“We couldn’t have accomplished what we have without Craig and the Accurate team and products,” Ross insists. “We’ve partnered with Accurate for more than ten years and when the time came to improve our tooling needs, Craig was not only supportive, but hugely enthusiastic. I know for a fact that no other company would have had the patience, the understanding and the diligence to deliver us a standard of finish that exceeded even our expectations.”
Accurate enlisted the help of suppliers to create a grade of tungsten carbide that could handle the task and worked with Parkside to develop a diamond jointing system that delivers finishes and speeds unheard of in Queensland hardwood manufacturing.
Ultimately, all the challenges of design and development culminated in being awarded Most Innovative TABMA Member in the country, recognition that makes a significant impact on a business’s profile and ongoing growth.
Congratulations to Parkside Timber, and may the innovations continue! We will be delighted to go along for the ride with you.
Dec 18, 2017 10:39:59 AM
By Bec Glimstead
Recently, Craig travelled to Japan and Taiwan to explore specialised material handling equipment. He was particularly impressed with the country’s cost-effective way of building.
“We looked at companies who build finger jointers and glulan plant. What’s incredible about Japanese culture is that they build to order, and adhere to the Just In Time manufacturing system. This results in zero waste, which is something I believe we should all aspire to. The systemisation of their products and plant to build further production plants that are highly systemised is unquestionably the best in the world. The Japanese refuse to believe in waste.”
Comparing the Japanese way to that of European manufacturers, Craig says it’s worlds apart. “Where Europe builds ‘sausage plants’, Japan builds customised plants. If you want to make a product in high volume, you go to Europe. If you want to make customised products, Japan is the obvious solution.”
In terms of timber usage, Japan is a huge consumer of finger jointing product. Their housing construction and the building methods they use depend enormously on finger jointed and wide laminated beam product. The Japanese tend to cling to tradition when it comes to the design and construction of their buildings. The climate typically runs from extremely cold to quite hot and of course, the region is known for its earthquakes and tremors so the need for adequate expansion is paramount.
Craig will be returning to Japan every three to four months and invites customers to come along if they’re interested in buying new machinery. “Japan builds primarily for their own market,” he says. “They have exceptional machine manufacturers and process machine makers that only supply equipment to the Japanese domestic market however we do deal with a select number of suppliers.”

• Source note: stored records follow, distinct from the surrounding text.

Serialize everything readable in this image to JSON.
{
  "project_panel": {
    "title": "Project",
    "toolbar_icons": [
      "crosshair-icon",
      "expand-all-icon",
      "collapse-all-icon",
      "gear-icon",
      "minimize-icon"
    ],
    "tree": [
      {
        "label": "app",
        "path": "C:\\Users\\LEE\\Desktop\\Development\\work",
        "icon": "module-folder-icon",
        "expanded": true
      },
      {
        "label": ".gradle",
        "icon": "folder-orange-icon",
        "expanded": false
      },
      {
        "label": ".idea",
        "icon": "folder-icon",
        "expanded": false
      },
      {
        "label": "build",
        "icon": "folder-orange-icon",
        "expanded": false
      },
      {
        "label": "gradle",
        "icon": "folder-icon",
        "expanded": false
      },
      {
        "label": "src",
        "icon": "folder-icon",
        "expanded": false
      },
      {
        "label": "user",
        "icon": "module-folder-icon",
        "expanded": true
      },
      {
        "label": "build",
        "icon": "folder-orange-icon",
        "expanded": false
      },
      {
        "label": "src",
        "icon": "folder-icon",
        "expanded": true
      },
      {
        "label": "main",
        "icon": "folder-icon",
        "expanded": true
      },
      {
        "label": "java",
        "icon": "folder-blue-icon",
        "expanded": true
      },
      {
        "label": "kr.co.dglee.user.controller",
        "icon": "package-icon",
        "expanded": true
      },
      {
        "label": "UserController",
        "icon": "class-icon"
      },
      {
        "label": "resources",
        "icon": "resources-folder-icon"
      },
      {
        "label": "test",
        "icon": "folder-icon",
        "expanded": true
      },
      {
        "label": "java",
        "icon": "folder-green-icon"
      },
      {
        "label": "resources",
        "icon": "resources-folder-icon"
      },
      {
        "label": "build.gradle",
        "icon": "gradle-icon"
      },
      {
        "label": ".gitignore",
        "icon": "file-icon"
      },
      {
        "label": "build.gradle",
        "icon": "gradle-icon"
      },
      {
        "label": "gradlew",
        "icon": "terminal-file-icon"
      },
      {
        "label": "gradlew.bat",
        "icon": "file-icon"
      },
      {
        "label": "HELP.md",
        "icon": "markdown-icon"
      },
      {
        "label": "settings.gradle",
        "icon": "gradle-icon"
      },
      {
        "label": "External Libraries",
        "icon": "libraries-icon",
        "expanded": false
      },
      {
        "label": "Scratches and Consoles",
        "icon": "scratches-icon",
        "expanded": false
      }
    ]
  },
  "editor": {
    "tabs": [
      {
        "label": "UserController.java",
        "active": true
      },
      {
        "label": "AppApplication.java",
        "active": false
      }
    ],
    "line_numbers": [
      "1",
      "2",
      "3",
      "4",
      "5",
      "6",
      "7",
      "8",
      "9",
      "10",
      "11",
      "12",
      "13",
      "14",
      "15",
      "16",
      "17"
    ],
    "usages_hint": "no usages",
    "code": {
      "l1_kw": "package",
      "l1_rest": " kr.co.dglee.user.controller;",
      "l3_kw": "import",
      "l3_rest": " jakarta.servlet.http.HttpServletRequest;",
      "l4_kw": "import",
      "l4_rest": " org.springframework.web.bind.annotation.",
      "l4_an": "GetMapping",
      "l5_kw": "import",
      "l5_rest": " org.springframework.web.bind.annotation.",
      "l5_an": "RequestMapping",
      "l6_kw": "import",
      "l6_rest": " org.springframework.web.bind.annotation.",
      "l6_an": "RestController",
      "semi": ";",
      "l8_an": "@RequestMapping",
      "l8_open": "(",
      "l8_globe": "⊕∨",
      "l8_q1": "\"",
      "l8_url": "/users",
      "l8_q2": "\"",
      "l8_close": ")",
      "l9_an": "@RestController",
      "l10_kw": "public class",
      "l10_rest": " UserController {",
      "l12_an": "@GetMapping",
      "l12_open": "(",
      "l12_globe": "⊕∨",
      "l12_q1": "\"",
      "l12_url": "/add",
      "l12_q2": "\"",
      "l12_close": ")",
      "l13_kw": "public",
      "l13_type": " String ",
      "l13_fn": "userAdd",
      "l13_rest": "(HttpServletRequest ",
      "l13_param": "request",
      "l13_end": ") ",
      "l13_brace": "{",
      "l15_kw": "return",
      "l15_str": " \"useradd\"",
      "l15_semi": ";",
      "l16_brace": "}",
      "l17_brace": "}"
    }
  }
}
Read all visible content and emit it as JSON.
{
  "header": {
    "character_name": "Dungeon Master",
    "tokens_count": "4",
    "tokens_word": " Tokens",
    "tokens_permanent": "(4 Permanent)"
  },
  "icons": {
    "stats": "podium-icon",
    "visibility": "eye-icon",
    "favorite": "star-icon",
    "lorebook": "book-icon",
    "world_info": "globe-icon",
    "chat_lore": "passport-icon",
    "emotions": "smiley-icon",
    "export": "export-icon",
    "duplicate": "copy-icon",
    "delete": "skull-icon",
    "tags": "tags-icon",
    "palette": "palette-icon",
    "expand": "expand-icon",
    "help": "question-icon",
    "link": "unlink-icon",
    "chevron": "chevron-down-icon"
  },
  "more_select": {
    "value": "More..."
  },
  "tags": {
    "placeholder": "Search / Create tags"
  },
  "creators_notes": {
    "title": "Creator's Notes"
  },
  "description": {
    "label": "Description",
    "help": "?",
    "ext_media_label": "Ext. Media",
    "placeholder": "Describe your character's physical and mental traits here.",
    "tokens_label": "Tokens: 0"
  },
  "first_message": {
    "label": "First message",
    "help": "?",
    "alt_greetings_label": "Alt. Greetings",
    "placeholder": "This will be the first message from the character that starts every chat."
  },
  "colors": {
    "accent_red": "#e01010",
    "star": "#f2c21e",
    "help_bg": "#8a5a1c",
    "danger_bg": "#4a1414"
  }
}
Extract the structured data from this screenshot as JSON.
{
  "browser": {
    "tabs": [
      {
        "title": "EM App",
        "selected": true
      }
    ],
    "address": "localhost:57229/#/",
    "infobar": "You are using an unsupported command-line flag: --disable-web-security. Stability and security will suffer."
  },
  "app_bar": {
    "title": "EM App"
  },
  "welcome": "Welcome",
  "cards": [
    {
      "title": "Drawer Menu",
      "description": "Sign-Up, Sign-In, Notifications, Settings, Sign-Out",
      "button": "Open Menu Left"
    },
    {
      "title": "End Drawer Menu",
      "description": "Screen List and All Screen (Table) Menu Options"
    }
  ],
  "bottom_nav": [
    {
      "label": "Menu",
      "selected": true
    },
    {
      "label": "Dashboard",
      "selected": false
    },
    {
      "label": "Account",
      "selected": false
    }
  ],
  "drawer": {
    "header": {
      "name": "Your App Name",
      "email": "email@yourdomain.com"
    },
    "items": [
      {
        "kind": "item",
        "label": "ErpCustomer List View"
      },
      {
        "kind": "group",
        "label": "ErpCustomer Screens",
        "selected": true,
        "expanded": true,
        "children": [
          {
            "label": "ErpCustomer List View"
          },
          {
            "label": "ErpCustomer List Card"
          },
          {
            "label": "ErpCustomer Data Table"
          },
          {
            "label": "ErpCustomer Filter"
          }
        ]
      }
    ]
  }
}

A quick flight to Taiwan and Craig found himself visiting manufacturers who are doing exciting things in tooling. What he found was new designs and developments in tooling, with long-term R&D now coming to fruition. “Some exciting things are due to be released in 2018,” Craig says. “We’ll be introducing different types of cutting tools so stay tuned.”
Across Japan and Taiwan, Craig found both countries’ attention to detail compelling. “The systemisation of their entire business from the front door through to the production line and order processing is nothing short of exceptional and it’s fully understandable why they are the leaders in manufacturing.
Whilst in Japan, Craig visited a factory in Hiroshima and stopped by the Peace Memorial Museum which honours the victims of the 1945 atomic bomb. “It’s something that every human being should attend in their lifetime. The resilience of people to move forward with life is inspiring. The resilience of companies to adapt and change is a parallel you can pull from visiting a place like that.”
To express interest in travelling to Japan and Taiwan on one of Craig’s 2018 trips, drop us a line now.
Dec 18, 2017 10:37:29 AM
By Bec Glimstead